This is a film about an artist who forgets herself, made by an artist trying to do the same, and with the help of an actress looking for an anchor of truth to hold onto right when the tides of stardom are threatening to pull her out to sea. Those agendas don’t always serve each other well or meaningfully dovetail with the self-discovery that Leon’s teenage cast is on the cusp of experiencing themselves. Despite the mesmeric pleasures of “Italian Studies,” this 70-minute wisp leaves you with the nagging sense that its means deserved more significant ends — that Leon vibes off of Hong Sang-soo, early Wong Kar-wai, and Milos Forman’s “Taking Off” (among other influences cited in the press notes) without ever quite arriving at his own thing.
For a young filmmaker who’s never had trouble expressing a voice of his own, it’s both admirable and frustrating to watch him silently listen for new harmonies in a project born from the opportunity to collaborate with Kirby and reverse-engineered from there. For her part, Kirby is so magnetic and half-opened as a woman who’s forgotten everything besides her own force of will that no one will ever second-guess why Leon agreed to work with her before he even had an idea of what they would make together.

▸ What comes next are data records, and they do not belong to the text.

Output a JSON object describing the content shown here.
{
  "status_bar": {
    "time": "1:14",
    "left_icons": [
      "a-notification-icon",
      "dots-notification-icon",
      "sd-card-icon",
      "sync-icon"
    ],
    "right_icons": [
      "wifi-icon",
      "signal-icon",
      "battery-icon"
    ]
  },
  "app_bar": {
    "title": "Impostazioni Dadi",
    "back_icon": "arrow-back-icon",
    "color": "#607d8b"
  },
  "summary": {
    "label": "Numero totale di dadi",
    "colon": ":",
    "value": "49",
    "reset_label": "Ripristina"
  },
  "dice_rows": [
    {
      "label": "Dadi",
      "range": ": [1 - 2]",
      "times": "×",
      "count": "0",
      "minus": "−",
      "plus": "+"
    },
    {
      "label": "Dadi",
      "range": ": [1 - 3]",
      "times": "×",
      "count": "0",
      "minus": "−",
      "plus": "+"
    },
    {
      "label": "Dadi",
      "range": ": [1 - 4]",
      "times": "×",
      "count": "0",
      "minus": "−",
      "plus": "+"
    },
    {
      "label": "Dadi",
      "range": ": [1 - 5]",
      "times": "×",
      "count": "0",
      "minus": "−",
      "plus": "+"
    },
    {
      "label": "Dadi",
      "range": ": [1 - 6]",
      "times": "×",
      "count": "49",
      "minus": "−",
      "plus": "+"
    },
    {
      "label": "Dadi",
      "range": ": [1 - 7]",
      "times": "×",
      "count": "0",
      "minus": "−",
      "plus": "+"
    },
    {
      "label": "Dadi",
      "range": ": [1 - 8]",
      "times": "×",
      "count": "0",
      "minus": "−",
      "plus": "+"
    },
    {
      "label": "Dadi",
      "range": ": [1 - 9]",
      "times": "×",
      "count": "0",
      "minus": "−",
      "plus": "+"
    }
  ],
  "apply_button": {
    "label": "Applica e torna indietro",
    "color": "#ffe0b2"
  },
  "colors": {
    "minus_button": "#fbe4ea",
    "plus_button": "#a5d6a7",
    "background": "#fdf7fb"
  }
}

And, in its own diffuse and semi-engaging way, “Italian Studies” resolves as a clear testament to those connections — to the feeling that we all borrow ourselves from each other. The film’s best scene finds Alina reading her own book in a library (with an amnesiac’s sense of discovery) and then, in a moment of pride, signing the inside cover when she’s done. An over-eager man chides her for it, refusing to back down even after he learns that Alina’s the author. “It’s not your book or my book,” he says of the defaced public resource. “It’s our book.” She doesn’t necessarily love how the guy is talking to her, but she knows his words will find their way into whatever she writes next.
“Italian Studies” premiered at the 2021 Tribeca Festival. It is currently seeking U.S. distribution.